Advocates and — in a recent motion — the Los Angeles County Board of Supervisors are urging the state to go that route.
“To improve the security of the EBT system itself, so that people who rely on this very minimal food and cash assistance to survive, to bring their EBT system up to the same consumer standards that everyone else enjoys is the ultimate goalposts that we all need to be reaching for,” said Lena Silver, an associate director at Neighborhood Legal Services of Los Angeles County, which has been flooded with calls from clients whose benefits were stolen.
Silver pointed out that, in contrast to cards sent to poor Californians receiving assistance, the state intended to send chipped cards to the recipients of its tax refunds to relieve inflation and high gas prices last year.
“I feel that the EBT system was like the last place where things are so unsafe and so poor in terms of consumer protection,” Silver said.
The recently issued Middle Class Tax Refund cards were issued by a different department, the Franchise Tax Board. Spokesperson Andrew LePage said the agency chose its debit card vendor, Money Network, partly because it could provide some chipped cards.
Since October the board has sent out 9.4 million debit cards, though many of those were issued without chips due to supply chain shortages. The agency has received reports of fraud and theft of those benefits, too, but it won’t say how much or how many cards lacked chips.
LePage said the vendor reports the fraud rate is “well below” 1% of the money issued.
While most of the benefits on EBT cards come from federal funds, California taxpayers foot the bill to reimburse victims of theft. California has reimbursed CalWorks recipients for stolen funds for years, and in November 2021 the state became the first to do the same for CalFresh food aid recipients, after advocates sued the state.
In December, Congress approved a spending bill allowing states to use federal funds to reimburse victims of food stamp theft that happened after Oct. 1, 2022.
Meanwhile, California is blocking suspicious EBT transactions, including ones made out-of-state, state officials told advocates in December.
The social services department also is helping counties process reimbursement claims more quickly, and “multiple investigations are ongoing,” Montiel said.
In September, Los Angeles prosecutors announced they charged 16 people in an alleged EBT fraud ring after they were caught with 300 cloned EBT cards, amounting to $400,000 in stolen benefits.
Contra Costa County prosecutors in December charged two men with burglary and theft after they were arrested with 50 fraudulent cards and card-skimming equipment.
The state also plans to reduce the number of hurdles theft victims must clear to make a claim and get their benefits replaced. Cash welfare recipients previously had dispute transactions with the card company and file a police report before filling out a theft claim form with the county welfare department, which advocates said was burdensome for some clients.

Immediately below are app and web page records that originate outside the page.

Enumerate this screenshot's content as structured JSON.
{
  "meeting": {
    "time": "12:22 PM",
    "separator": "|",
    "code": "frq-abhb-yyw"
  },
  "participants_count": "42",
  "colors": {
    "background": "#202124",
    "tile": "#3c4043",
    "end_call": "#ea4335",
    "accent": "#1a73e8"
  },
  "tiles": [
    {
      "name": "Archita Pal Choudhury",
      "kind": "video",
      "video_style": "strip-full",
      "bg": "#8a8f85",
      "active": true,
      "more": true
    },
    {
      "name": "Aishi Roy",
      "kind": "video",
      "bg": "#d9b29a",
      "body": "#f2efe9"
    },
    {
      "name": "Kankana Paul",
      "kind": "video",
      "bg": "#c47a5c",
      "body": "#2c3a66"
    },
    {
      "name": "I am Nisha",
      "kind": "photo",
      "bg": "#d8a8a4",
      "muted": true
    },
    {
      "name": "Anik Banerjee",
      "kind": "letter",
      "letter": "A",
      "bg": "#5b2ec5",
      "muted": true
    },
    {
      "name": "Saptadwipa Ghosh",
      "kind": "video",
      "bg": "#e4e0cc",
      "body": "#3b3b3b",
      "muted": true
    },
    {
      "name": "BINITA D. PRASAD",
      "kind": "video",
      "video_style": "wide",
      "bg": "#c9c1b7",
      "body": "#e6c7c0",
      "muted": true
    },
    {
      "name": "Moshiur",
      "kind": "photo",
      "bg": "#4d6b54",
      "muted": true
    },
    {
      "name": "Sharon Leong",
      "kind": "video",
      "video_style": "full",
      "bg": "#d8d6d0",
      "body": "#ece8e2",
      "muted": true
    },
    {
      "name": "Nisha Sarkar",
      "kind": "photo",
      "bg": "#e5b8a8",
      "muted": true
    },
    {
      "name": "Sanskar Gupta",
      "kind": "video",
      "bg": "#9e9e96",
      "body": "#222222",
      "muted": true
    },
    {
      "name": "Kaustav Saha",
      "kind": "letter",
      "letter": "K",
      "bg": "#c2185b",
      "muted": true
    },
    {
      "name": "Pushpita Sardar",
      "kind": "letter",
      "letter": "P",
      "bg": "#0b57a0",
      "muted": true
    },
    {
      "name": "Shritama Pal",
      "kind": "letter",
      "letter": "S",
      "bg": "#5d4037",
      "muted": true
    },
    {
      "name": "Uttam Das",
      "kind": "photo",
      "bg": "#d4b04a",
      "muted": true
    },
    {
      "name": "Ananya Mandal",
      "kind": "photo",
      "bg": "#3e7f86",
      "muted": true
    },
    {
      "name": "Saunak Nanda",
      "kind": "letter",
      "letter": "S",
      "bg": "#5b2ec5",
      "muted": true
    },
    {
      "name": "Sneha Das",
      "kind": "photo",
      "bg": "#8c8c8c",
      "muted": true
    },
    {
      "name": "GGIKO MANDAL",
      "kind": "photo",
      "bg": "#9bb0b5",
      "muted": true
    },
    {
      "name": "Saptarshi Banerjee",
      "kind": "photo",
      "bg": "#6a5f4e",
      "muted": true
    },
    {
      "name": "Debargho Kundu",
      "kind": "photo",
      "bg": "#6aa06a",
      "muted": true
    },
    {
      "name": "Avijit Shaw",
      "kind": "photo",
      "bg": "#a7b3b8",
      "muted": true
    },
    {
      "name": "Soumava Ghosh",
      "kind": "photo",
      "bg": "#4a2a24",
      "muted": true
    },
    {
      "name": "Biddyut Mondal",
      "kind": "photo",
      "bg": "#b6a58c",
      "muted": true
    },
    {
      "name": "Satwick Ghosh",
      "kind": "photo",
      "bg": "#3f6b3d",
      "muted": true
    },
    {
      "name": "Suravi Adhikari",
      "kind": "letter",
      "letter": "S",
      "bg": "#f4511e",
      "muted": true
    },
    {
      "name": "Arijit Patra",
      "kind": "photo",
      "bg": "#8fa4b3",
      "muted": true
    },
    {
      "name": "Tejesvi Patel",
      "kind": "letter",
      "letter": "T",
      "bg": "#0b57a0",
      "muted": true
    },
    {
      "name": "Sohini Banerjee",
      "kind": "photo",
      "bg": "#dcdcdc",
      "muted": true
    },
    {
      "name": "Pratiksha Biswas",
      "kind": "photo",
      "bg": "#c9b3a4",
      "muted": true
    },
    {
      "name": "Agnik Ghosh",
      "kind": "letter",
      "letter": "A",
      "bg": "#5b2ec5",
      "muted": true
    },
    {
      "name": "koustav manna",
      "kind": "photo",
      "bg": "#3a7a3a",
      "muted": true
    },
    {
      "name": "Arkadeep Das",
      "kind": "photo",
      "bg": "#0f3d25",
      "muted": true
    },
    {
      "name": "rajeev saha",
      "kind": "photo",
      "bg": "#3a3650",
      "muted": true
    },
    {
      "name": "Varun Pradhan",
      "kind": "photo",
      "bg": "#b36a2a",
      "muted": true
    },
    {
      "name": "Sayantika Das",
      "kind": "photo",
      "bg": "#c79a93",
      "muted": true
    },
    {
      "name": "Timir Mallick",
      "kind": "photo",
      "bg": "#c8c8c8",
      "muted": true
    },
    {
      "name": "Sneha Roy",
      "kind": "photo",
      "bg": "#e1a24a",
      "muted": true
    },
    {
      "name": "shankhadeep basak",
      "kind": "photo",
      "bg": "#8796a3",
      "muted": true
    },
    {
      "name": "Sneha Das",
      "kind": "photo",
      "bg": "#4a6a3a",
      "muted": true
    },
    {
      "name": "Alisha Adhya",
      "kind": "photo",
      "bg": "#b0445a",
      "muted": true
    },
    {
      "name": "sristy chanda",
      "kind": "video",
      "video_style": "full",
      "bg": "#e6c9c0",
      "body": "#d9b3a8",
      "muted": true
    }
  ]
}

The social services department in late January issued a new policy removing requirements to call the card company and file the police report, adding card theft victims are “strongly encouraged” to report the theft to police and prosecutors.
Abrams said she would feel more secure if the cards were chipped. Beyond all that, she wants to get her money back with less scrutiny. The numerous calls and rounds of paperwork she had to file made her feel like she was being accused of fraud, she said.
“If my bank card gets stolen and someone uses it, I don’t feel like a criminal, calling and saying, ‘Hey, my bank card was stolen, can you turn it off and reimburse me?’” she said. “They have protection against that thing specifically. It happens all the time.”
Special to the Daily Press
This article was originally published by CalMatters.